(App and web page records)
_____

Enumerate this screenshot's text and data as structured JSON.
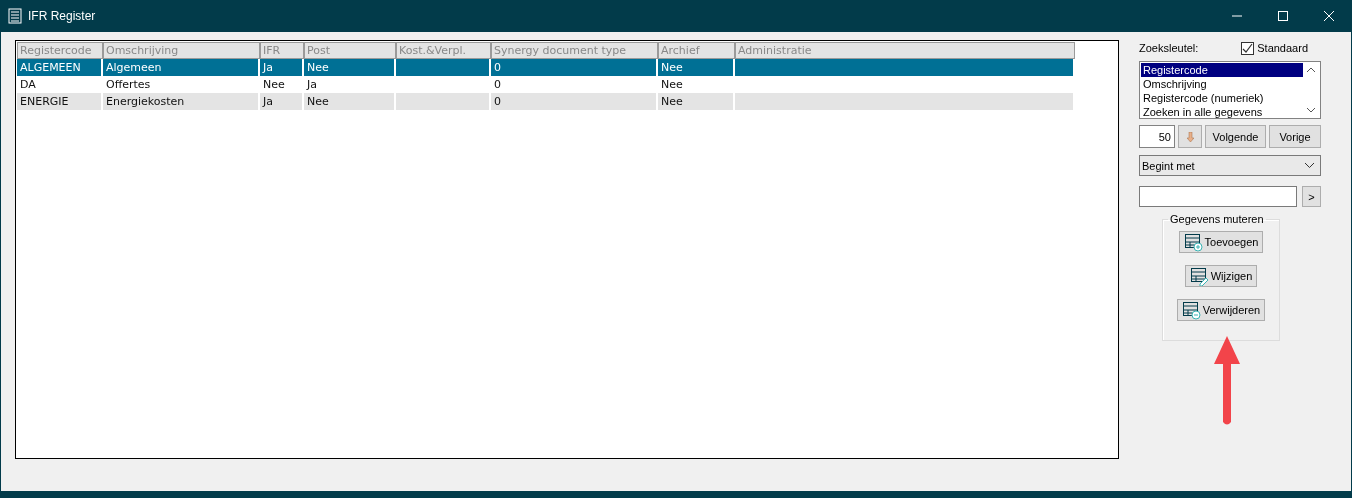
{
  "window": {
    "title": "IFR Register"
  },
  "table": {
    "columns": [
      "Registercode",
      "Omschrijving",
      "IFR",
      "Post",
      "Kost.&Verpl.",
      "Synergy document type",
      "Archief",
      "Administratie"
    ],
    "rows": [
      {
        "selected": true,
        "cells": [
          "ALGEMEEN",
          "Algemeen",
          "Ja",
          "Nee",
          "",
          "0",
          "Nee",
          ""
        ]
      },
      {
        "selected": false,
        "cells": [
          "DA",
          "Offertes",
          "Nee",
          "Ja",
          "",
          "0",
          "Nee",
          ""
        ]
      },
      {
        "selected": false,
        "cells": [
          "ENERGIE",
          "Energiekosten",
          "Ja",
          "Nee",
          "",
          "0",
          "Nee",
          ""
        ]
      }
    ]
  },
  "search": {
    "label": "Zoeksleutel:",
    "standard": {
      "label": "Standaard",
      "checked": true
    },
    "keys": [
      {
        "label": "Registercode",
        "selected": true
      },
      {
        "label": "Omschrijving",
        "selected": false
      },
      {
        "label": "Registercode (numeriek)",
        "selected": false
      },
      {
        "label": "Zoeken in alle gegevens",
        "selected": false
      }
    ],
    "count": "50",
    "next": "Volgende",
    "previous": "Vorige",
    "mode": "Begint met",
    "go": ">"
  },
  "mutate": {
    "title": "Gegevens muteren",
    "buttons": [
      {
        "kind": "add",
        "label": "Toevoegen"
      },
      {
        "kind": "edit",
        "label": "Wijzigen"
      },
      {
        "kind": "delete",
        "label": "Verwijderen"
      }
    ]
  }
}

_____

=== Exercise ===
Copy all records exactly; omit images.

=== Answer section ===
Enumerate this screenshot's text and data as structured JSON.
{
  "window": {
    "title": "IFR Register"
  },
  "table": {
    "columns": [
      "Registercode",
      "Omschrijving",
      "IFR",
      "Post",
      "Kost.&Verpl.",
      "Synergy document type",
      "Archief",
      "Administratie"
    ],
    "rows": [
      {
        "selected": true,
        "cells": [
          "ALGEMEEN",
          "Algemeen",
          "Ja",
          "Nee",
          "",
          "0",
          "Nee",
          ""
        ]
      },
      {
        "selected": false,
        "cells": [
          "DA",
          "Offertes",
          "Nee",
          "Ja",
          "",
          "0",
          "Nee",
          ""
        ]
      },
      {
        "selected": false,
        "cells": [
          "ENERGIE",
          "Energiekosten",
          "Ja",
          "Nee",
          "",
          "0",
          "Nee",
          ""
        ]
      }
    ]
  },
  "search": {
    "label": "Zoeksleutel:",
    "standard": {
      "label": "Standaard",
      "checked": true
    },
    "keys": [
      {
        "label": "Registercode",
        "selected": true
      },
      {
        "label": "Omschrijving",
        "selected": false
      },
      {
        "label": "Registercode (numeriek)",
        "selected": false
      },
      {
        "label": "Zoeken in alle gegevens",
        "selected": false
      }
    ],
    "count": "50",
    "next": "Volgende",
    "previous": "Vorige",
    "mode": "Begint met",
    "go": ">"
  },
  "mutate": {
    "title": "Gegevens muteren",
    "buttons": [
      {
        "kind": "add",
        "label": "Toevoegen"
      },
      {
        "kind": "edit",
        "label": "Wijzigen"
      },
      {
        "kind": "delete",
        "label": "Verwijderen"
      }
    ]
  }
}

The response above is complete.